YOUR OBJECTIVE:
All of the records must be given again exactly.

EXERCISE DATA:
+++
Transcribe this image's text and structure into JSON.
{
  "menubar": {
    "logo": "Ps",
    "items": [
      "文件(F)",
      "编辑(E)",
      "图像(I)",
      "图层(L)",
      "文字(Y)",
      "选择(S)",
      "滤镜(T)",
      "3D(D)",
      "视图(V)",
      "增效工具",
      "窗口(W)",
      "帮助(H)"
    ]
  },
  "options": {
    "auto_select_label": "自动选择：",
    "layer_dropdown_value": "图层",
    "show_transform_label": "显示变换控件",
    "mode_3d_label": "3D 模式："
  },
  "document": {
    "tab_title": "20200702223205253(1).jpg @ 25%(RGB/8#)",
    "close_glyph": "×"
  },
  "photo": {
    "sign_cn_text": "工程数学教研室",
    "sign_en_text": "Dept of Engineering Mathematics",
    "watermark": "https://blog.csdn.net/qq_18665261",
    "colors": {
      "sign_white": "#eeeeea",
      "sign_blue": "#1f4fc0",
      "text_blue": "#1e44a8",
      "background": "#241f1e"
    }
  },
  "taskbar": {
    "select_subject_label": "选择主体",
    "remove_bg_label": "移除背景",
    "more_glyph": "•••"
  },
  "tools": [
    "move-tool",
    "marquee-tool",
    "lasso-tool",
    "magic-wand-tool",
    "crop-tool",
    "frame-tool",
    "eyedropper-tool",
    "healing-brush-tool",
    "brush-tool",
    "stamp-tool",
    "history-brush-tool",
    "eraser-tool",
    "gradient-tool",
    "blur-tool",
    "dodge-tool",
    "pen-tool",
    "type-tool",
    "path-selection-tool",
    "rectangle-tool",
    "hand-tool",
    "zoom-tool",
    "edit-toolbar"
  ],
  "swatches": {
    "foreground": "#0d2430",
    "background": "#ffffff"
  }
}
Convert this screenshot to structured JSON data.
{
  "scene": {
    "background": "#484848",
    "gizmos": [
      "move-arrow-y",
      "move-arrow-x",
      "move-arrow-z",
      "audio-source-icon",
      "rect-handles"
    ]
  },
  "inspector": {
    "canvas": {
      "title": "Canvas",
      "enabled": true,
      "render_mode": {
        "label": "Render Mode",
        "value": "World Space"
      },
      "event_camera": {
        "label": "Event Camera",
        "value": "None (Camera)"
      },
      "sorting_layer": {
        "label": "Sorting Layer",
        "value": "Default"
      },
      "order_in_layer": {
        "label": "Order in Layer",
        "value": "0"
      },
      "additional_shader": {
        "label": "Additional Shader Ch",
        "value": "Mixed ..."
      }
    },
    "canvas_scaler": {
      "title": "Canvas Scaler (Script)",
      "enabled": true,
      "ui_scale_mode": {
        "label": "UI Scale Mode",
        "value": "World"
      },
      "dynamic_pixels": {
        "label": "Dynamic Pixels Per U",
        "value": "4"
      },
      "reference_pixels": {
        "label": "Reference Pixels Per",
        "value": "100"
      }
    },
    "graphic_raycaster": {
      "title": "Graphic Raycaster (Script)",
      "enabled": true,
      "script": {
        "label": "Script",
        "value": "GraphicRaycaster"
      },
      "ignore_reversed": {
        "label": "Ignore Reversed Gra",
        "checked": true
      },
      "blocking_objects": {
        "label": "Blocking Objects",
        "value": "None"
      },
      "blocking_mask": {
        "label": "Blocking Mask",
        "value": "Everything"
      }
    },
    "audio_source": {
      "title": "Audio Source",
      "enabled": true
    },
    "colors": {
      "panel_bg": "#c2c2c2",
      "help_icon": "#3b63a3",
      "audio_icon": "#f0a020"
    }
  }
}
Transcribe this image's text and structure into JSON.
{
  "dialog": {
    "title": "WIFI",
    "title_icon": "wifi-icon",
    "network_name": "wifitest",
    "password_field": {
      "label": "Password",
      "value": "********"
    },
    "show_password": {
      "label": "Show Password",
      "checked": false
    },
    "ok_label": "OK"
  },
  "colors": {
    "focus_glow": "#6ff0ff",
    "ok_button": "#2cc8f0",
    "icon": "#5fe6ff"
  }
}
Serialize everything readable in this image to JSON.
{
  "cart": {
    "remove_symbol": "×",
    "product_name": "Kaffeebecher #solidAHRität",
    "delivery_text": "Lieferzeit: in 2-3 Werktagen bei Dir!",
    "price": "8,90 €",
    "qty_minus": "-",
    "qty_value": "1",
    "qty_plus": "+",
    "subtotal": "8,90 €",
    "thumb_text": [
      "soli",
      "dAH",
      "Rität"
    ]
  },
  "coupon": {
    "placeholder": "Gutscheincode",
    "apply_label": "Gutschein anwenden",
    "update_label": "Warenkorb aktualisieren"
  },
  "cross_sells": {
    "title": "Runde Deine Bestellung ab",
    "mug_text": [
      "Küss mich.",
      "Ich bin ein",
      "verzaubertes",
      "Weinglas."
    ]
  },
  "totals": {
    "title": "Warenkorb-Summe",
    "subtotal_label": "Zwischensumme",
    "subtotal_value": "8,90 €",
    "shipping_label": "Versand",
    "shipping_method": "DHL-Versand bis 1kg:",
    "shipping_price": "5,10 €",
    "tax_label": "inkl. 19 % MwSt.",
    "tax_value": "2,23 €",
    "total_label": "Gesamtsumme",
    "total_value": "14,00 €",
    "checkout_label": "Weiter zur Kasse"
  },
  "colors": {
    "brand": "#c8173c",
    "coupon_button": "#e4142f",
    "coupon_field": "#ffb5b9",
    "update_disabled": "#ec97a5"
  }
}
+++
ANSWER SECTION:
Transcribe this image's text and structure into JSON.
{
  "menubar": {
    "logo": "Ps",
    "items": [
      "文件(F)",
      "编辑(E)",
      "图像(I)",
      "图层(L)",
      "文字(Y)",
      "选择(S)",
      "滤镜(T)",
      "3D(D)",
      "视图(V)",
      "增效工具",
      "窗口(W)",
      "帮助(H)"
    ]
  },
  "options": {
    "auto_select_label": "自动选择：",
    "layer_dropdown_value": "图层",
    "show_transform_label": "显示变换控件",
    "mode_3d_label": "3D 模式："
  },
  "document": {
    "tab_title": "20200702223205253(1).jpg @ 25%(RGB/8#)",
    "close_glyph": "×"
  },
  "photo": {
    "sign_cn_text": "工程数学教研室",
    "sign_en_text": "Dept of Engineering Mathematics",
    "watermark": "https://blog.csdn.net/qq_18665261",
    "colors": {
      "sign_white": "#eeeeea",
      "sign_blue": "#1f4fc0",
      "text_blue": "#1e44a8",
      "background": "#241f1e"
    }
  },
  "taskbar": {
    "select_subject_label": "选择主体",
    "remove_bg_label": "移除背景",
    "more_glyph": "•••"
  },
  "tools": [
    "move-tool",
    "marquee-tool",
    "lasso-tool",
    "magic-wand-tool",
    "crop-tool",
    "frame-tool",
    "eyedropper-tool",
    "healing-brush-tool",
    "brush-tool",
    "stamp-tool",
    "history-brush-tool",
    "eraser-tool",
    "gradient-tool",
    "blur-tool",
    "dodge-tool",
    "pen-tool",
    "type-tool",
    "path-selection-tool",
    "rectangle-tool",
    "hand-tool",
    "zoom-tool",
    "edit-toolbar"
  ],
  "swatches": {
    "foreground": "#0d2430",
    "background": "#ffffff"
  }
}
Convert this screenshot to structured JSON data.
{
  "scene": {
    "background": "#484848",
    "gizmos": [
      "move-arrow-y",
      "move-arrow-x",
      "move-arrow-z",
      "audio-source-icon",
      "rect-handles"
    ]
  },
  "inspector": {
    "canvas": {
      "title": "Canvas",
      "enabled": true,
      "render_mode": {
        "label": "Render Mode",
        "value": "World Space"
      },
      "event_camera": {
        "label": "Event Camera",
        "value": "None (Camera)"
      },
      "sorting_layer": {
        "label": "Sorting Layer",
        "value": "Default"
      },
      "order_in_layer": {
        "label": "Order in Layer",
        "value": "0"
      },
      "additional_shader": {
        "label": "Additional Shader Ch",
        "value": "Mixed ..."
      }
    },
    "canvas_scaler": {
      "title": "Canvas Scaler (Script)",
      "enabled": true,
      "ui_scale_mode": {
        "label": "UI Scale Mode",
        "value": "World"
      },
      "dynamic_pixels": {
        "label": "Dynamic Pixels Per U",
        "value": "4"
      },
      "reference_pixels": {
        "label": "Reference Pixels Per",
        "value": "100"
      }
    },
    "graphic_raycaster": {
      "title": "Graphic Raycaster (Script)",
      "enabled": true,
      "script": {
        "label": "Script",
        "value": "GraphicRaycaster"
      },
      "ignore_reversed": {
        "label": "Ignore Reversed Gra",
        "checked": true
      },
      "blocking_objects": {
        "label": "Blocking Objects",
        "value": "None"
      },
      "blocking_mask": {
        "label": "Blocking Mask",
        "value": "Everything"
      }
    },
    "audio_source": {
      "title": "Audio Source",
      "enabled": true
    },
    "colors": {
      "panel_bg": "#c2c2c2",
      "help_icon": "#3b63a3",
      "audio_icon": "#f0a020"
    }
  }
}
Transcribe this image's text and structure into JSON.
{
  "dialog": {
    "title": "WIFI",
    "title_icon": "wifi-icon",
    "network_name": "wifitest",
    "password_field": {
      "label": "Password",
      "value": "********"
    },
    "show_password": {
      "label": "Show Password",
      "checked": false
    },
    "ok_label": "OK"
  },
  "colors": {
    "focus_glow": "#6ff0ff",
    "ok_button": "#2cc8f0",
    "icon": "#5fe6ff"
  }
}
Serialize everything readable in this image to JSON.
{
  "cart": {
    "remove_symbol": "×",
    "product_name": "Kaffeebecher #solidAHRität",
    "delivery_text": "Lieferzeit: in 2-3 Werktagen bei Dir!",
    "price": "8,90 €",
    "qty_minus": "-",
    "qty_value": "1",
    "qty_plus": "+",
    "subtotal": "8,90 €",
    "thumb_text": [
      "soli",
      "dAH",
      "Rität"
    ]
  },
  "coupon": {
    "placeholder": "Gutscheincode",
    "apply_label": "Gutschein anwenden",
    "update_label": "Warenkorb aktualisieren"
  },
  "cross_sells": {
    "title": "Runde Deine Bestellung ab",
    "mug_text": [
      "Küss mich.",
      "Ich bin ein",
      "verzaubertes",
      "Weinglas."
    ]
  },
  "totals": {
    "title": "Warenkorb-Summe",
    "subtotal_label": "Zwischensumme",
    "subtotal_value": "8,90 €",
    "shipping_label": "Versand",
    "shipping_method": "DHL-Versand bis 1kg:",
    "shipping_price": "5,10 €",
    "tax_label": "inkl. 19 % MwSt.",
    "tax_value": "2,23 €",
    "total_label": "Gesamtsumme",
    "total_value": "14,00 €",
    "checkout_label": "Weiter zur Kasse"
  },
  "colors": {
    "brand": "#c8173c",
    "coupon_button": "#e4142f",
    "coupon_field": "#ffb5b9",
    "update_disabled": "#ec97a5"
  }
}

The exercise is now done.